:: What you should do ::
Working through the entries below, find how many lines include "image", then write only that number.
** Provided records follows **
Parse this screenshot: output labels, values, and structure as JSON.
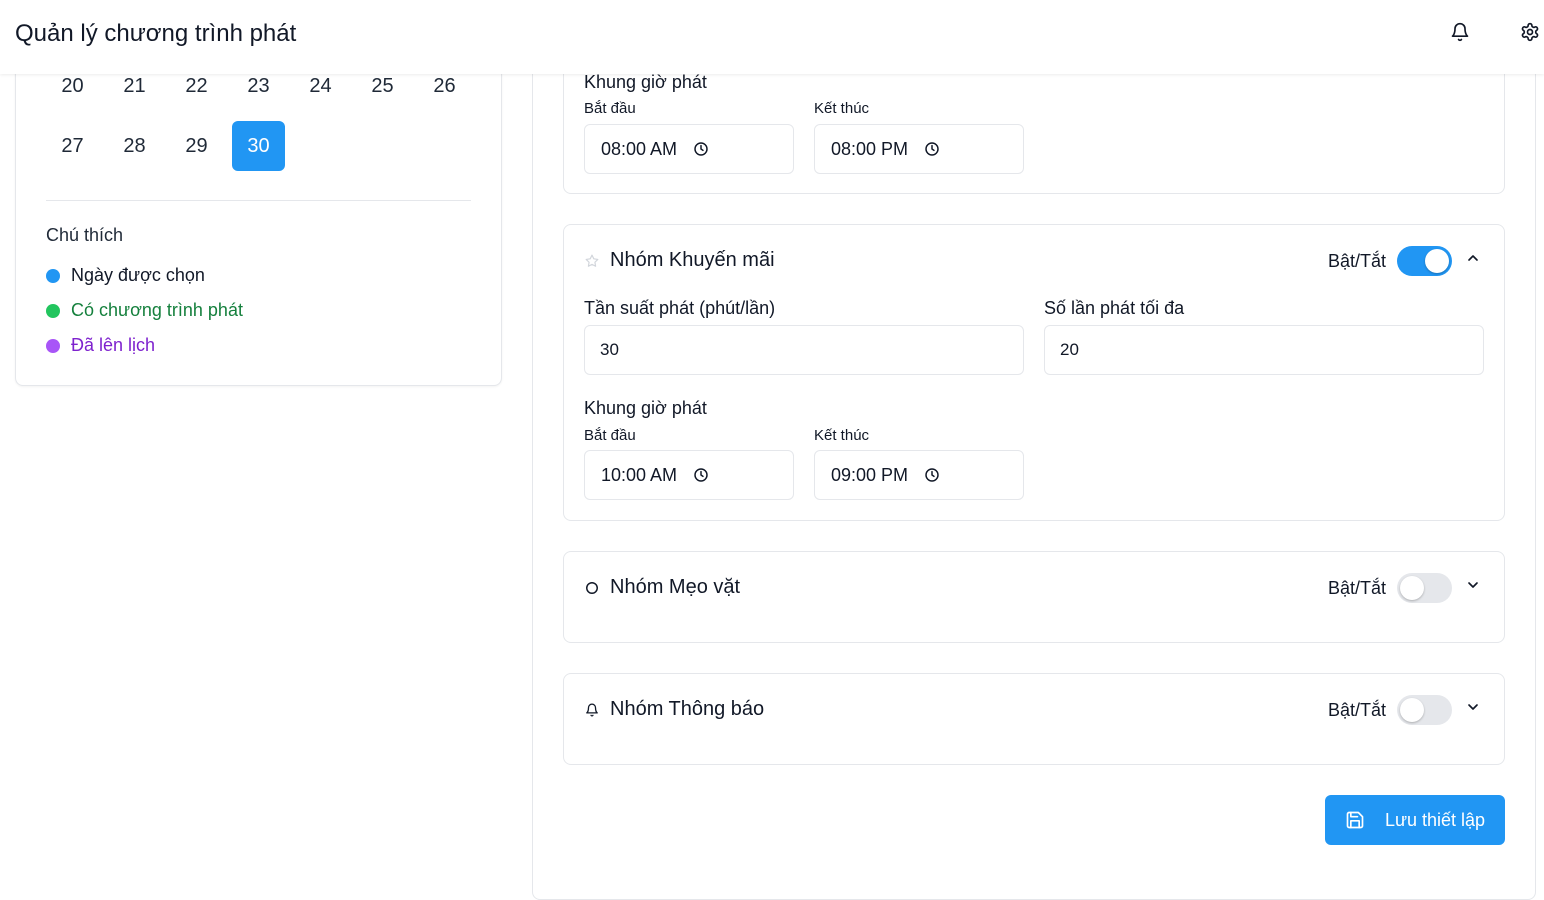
{
  "header": {
    "title": "Quản lý chương trình phát",
    "bell_icon": "bell-icon",
    "settings_icon": "gear-icon"
  },
  "calendar": {
    "rows": [
      [
        "20",
        "21",
        "22",
        "23",
        "24",
        "25",
        "26"
      ],
      [
        "27",
        "28",
        "29",
        "30"
      ]
    ],
    "selected_day": "30",
    "selected_color": "#2196f3"
  },
  "legend": {
    "title": "Chú thích",
    "items": [
      {
        "label": "Ngày được chọn",
        "color": "#2196f3",
        "text_color": "#111827"
      },
      {
        "label": "Có chương trình phát",
        "color": "#22c55e",
        "text_color": "#15803d"
      },
      {
        "label": "Đã lên lịch",
        "color": "#a855f7",
        "text_color": "#7e22ce"
      }
    ]
  },
  "groups": {
    "partial": {
      "time_window_label": "Khung giờ phát",
      "start_label": "Bắt đầu",
      "end_label": "Kết thúc",
      "start_value": "08:00 AM",
      "end_value": "08:00 PM"
    },
    "promo": {
      "title": "Nhóm Khuyến mãi",
      "icon": "star-icon",
      "toggle_label": "Bật/Tắt",
      "enabled": true,
      "expanded": true,
      "frequency_label": "Tần suất phát (phút/lần)",
      "frequency_value": "30",
      "max_label": "Số lần phát tối đa",
      "max_value": "20",
      "time_window_label": "Khung giờ phát",
      "start_label": "Bắt đầu",
      "end_label": "Kết thúc",
      "start_value": "10:00 AM",
      "end_value": "09:00 PM"
    },
    "tips": {
      "title": "Nhóm Mẹo vặt",
      "icon": "circle-icon",
      "toggle_label": "Bật/Tắt",
      "enabled": false,
      "expanded": false
    },
    "notify": {
      "title": "Nhóm Thông báo",
      "icon": "bell-icon",
      "toggle_label": "Bật/Tắt",
      "enabled": false,
      "expanded": false
    }
  },
  "save_button": {
    "label": "Lưu thiết lập",
    "icon": "save-icon"
  },
  "colors": {
    "accent": "#2196f3",
    "border": "#e5e7eb"
  }
}
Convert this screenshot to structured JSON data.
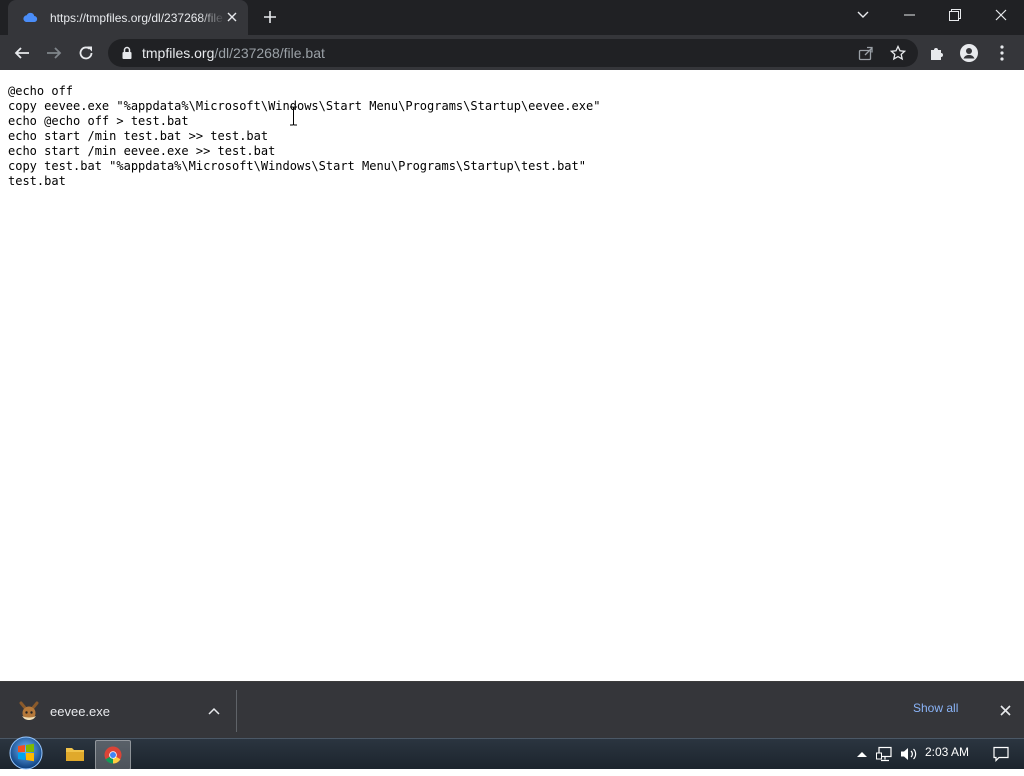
{
  "browser": {
    "tab": {
      "title": "https://tmpfiles.org/dl/237268/file.bat"
    },
    "address_bar": {
      "domain": "tmpfiles.org",
      "path": "/dl/237268/file.bat"
    }
  },
  "page": {
    "code_lines": [
      "@echo off",
      "copy eevee.exe \"%appdata%\\Microsoft\\Windows\\Start Menu\\Programs\\Startup\\eevee.exe\"",
      "echo @echo off > test.bat",
      "echo start /min test.bat >> test.bat",
      "echo start /min eevee.exe >> test.bat",
      "copy test.bat \"%appdata%\\Microsoft\\Windows\\Start Menu\\Programs\\Startup\\test.bat\"",
      "test.bat"
    ]
  },
  "download_shelf": {
    "item": {
      "filename": "eevee.exe",
      "icon": "eevee-file-icon"
    },
    "show_all_label": "Show all"
  },
  "taskbar": {
    "clock": "2:03 AM",
    "apps": [
      "start-orb",
      "file-explorer",
      "chrome"
    ]
  },
  "colors": {
    "tabstrip": "#202124",
    "toolbar": "#35363a",
    "link": "#8ab4f8",
    "page_bg": "#ffffff"
  }
}
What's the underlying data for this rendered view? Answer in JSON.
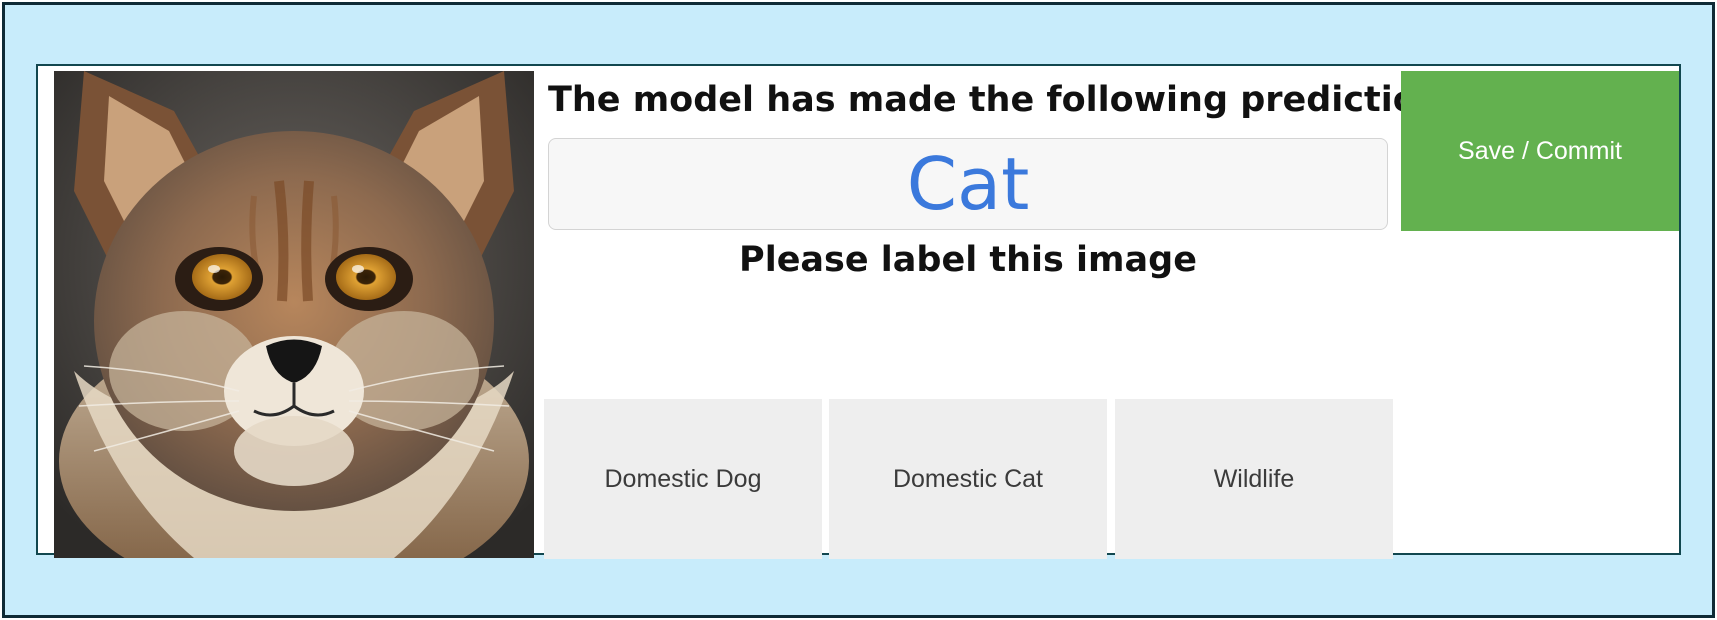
{
  "prediction": {
    "heading": "The model has made the following prediction:",
    "value": "Cat",
    "value_color": "#3b79dc"
  },
  "labeling": {
    "heading": "Please label this image",
    "options": [
      "Domestic Dog",
      "Domestic Cat",
      "Wildlife"
    ]
  },
  "actions": {
    "save_label": "Save / Commit",
    "save_color": "#63b14f"
  },
  "image": {
    "subject": "wild-cat-portrait"
  },
  "theme": {
    "frame_background": "#c8ecfb",
    "frame_border": "#0f2a35",
    "card_border": "#12474f",
    "option_background": "#eeeeee"
  }
}
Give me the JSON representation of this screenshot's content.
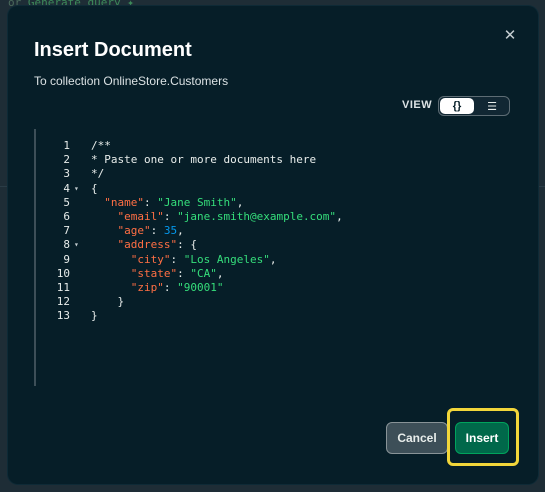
{
  "background": {
    "hint_prefix": "or",
    "hint_link": "Generate query ✦"
  },
  "modal": {
    "title": "Insert Document",
    "subtitle": "To collection OnlineStore.Customers",
    "close_icon": "close-icon",
    "view_label": "VIEW",
    "view_options": [
      {
        "label": "{}",
        "icon": "json-braces-icon",
        "active": true
      },
      {
        "label": "☰",
        "icon": "list-icon",
        "active": false
      }
    ],
    "editor": {
      "lines": [
        {
          "num": "1",
          "fold": "",
          "text": "/**"
        },
        {
          "num": "2",
          "fold": "",
          "text": "* Paste one or more documents here"
        },
        {
          "num": "3",
          "fold": "",
          "text": "*/"
        },
        {
          "num": "4",
          "fold": "▾",
          "text": "{"
        },
        {
          "num": "5",
          "fold": "",
          "text": "  \"name\": \"Jane Smith\","
        },
        {
          "num": "6",
          "fold": "",
          "text": "    \"email\": \"jane.smith@example.com\","
        },
        {
          "num": "7",
          "fold": "",
          "text": "    \"age\": 35,"
        },
        {
          "num": "8",
          "fold": "▾",
          "text": "    \"address\": {"
        },
        {
          "num": "9",
          "fold": "",
          "text": "      \"city\": \"Los Angeles\","
        },
        {
          "num": "10",
          "fold": "",
          "text": "      \"state\": \"CA\","
        },
        {
          "num": "11",
          "fold": "",
          "text": "      \"zip\": \"90001\""
        },
        {
          "num": "12",
          "fold": "",
          "text": "    }"
        },
        {
          "num": "13",
          "fold": "",
          "text": "}"
        }
      ]
    },
    "cancel_label": "Cancel",
    "insert_label": "Insert",
    "colors": {
      "modal_bg": "#061e28",
      "key": "#ff6f44",
      "string": "#35de7b",
      "number": "#0498ec",
      "insert_bg": "#00684a",
      "highlight": "#f2d63a"
    }
  }
}
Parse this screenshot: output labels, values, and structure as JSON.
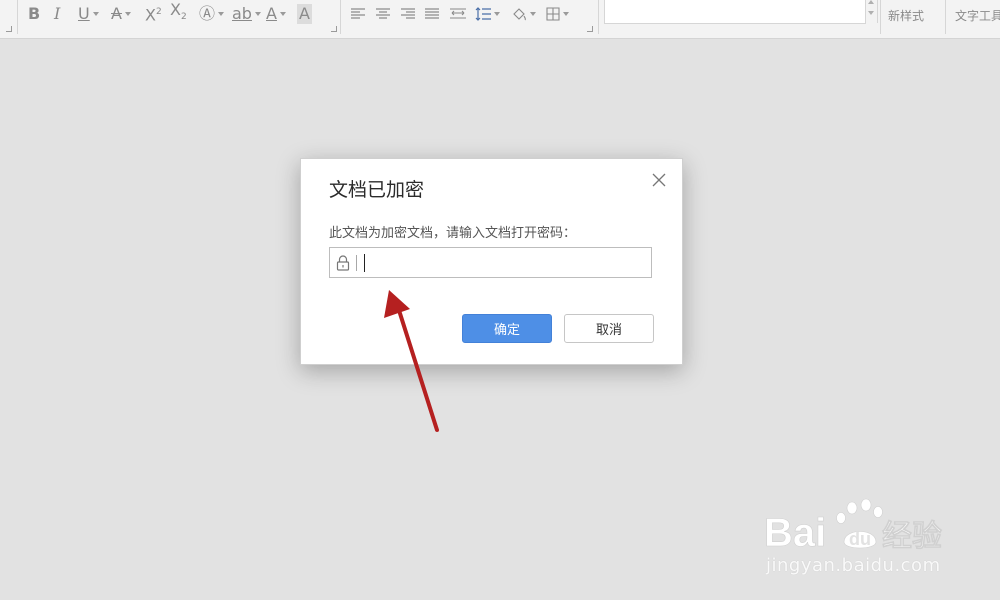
{
  "toolbar": {
    "font_group": {
      "buttons": [
        "bold",
        "italic",
        "underline",
        "strikethrough",
        "superscript",
        "subscript",
        "text-effect",
        "highlight",
        "font-color",
        "char-shading"
      ]
    },
    "paragraph_group": {
      "buttons": [
        "align-left",
        "align-center",
        "align-right",
        "justify",
        "distributed",
        "line-spacing",
        "shading",
        "borders"
      ]
    },
    "styles": {
      "new_style_label": "新样式",
      "text_tools_label": "文字工具"
    }
  },
  "dialog": {
    "title": "文档已加密",
    "prompt": "此文档为加密文档，请输入文档打开密码：",
    "password_value": "",
    "ok_label": "确定",
    "cancel_label": "取消"
  },
  "watermark": {
    "logo_text": "Bai  du 经验",
    "url": "jingyan.baidu.com"
  },
  "colors": {
    "primary_button": "#4e8fe6",
    "arrow": "#b52020",
    "background": "#e2e2e2"
  }
}
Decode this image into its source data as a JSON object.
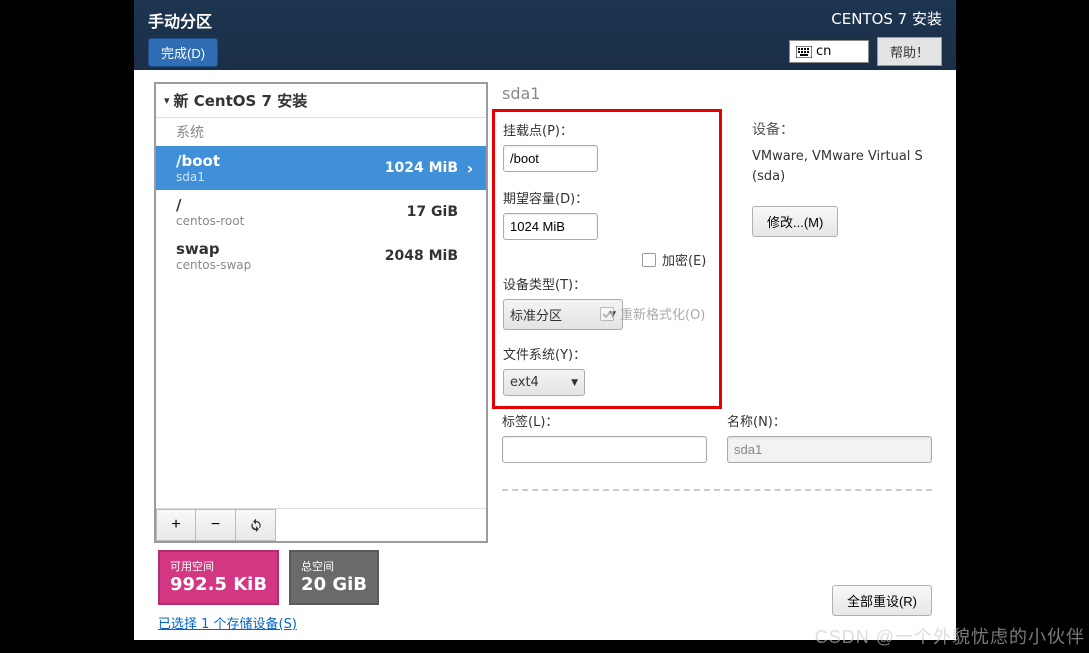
{
  "header": {
    "title": "手动分区",
    "done": "完成(D)",
    "product": "CENTOS 7 安装",
    "keyboard": "cn",
    "help": "帮助！"
  },
  "tree": {
    "root": "新 CentOS 7 安装",
    "section": "系统",
    "partitions": [
      {
        "mount": "/boot",
        "device": "sda1",
        "size": "1024 MiB",
        "selected": true
      },
      {
        "mount": "/",
        "device": "centos-root",
        "size": "17 GiB",
        "selected": false
      },
      {
        "mount": "swap",
        "device": "centos-swap",
        "size": "2048 MiB",
        "selected": false
      }
    ]
  },
  "detail": {
    "title": "sda1",
    "mount_label": "挂载点(P)：",
    "mount_value": "/boot",
    "desired_label": "期望容量(D)：",
    "desired_value": "1024 MiB",
    "devtype_label": "设备类型(T)：",
    "devtype_value": "标准分区",
    "encrypt_label": "加密(E)",
    "fs_label": "文件系统(Y)：",
    "fs_value": "ext4",
    "reformat_label": "重新格式化(O)",
    "tag_label": "标签(L)：",
    "tag_value": "",
    "name_label": "名称(N)：",
    "name_value": "sda1",
    "device_heading": "设备：",
    "device_text": "VMware, VMware Virtual S (sda)",
    "modify": "修改...(M)"
  },
  "footer": {
    "free_label": "可用空间",
    "free_value": "992.5 KiB",
    "total_label": "总空间",
    "total_value": "20 GiB",
    "storage_link": "已选择 1 个存储设备(S)",
    "reset": "全部重设(R)"
  },
  "watermark": "CSDN @一个外貌忧虑的小伙伴"
}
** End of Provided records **
:: Answer section ::
3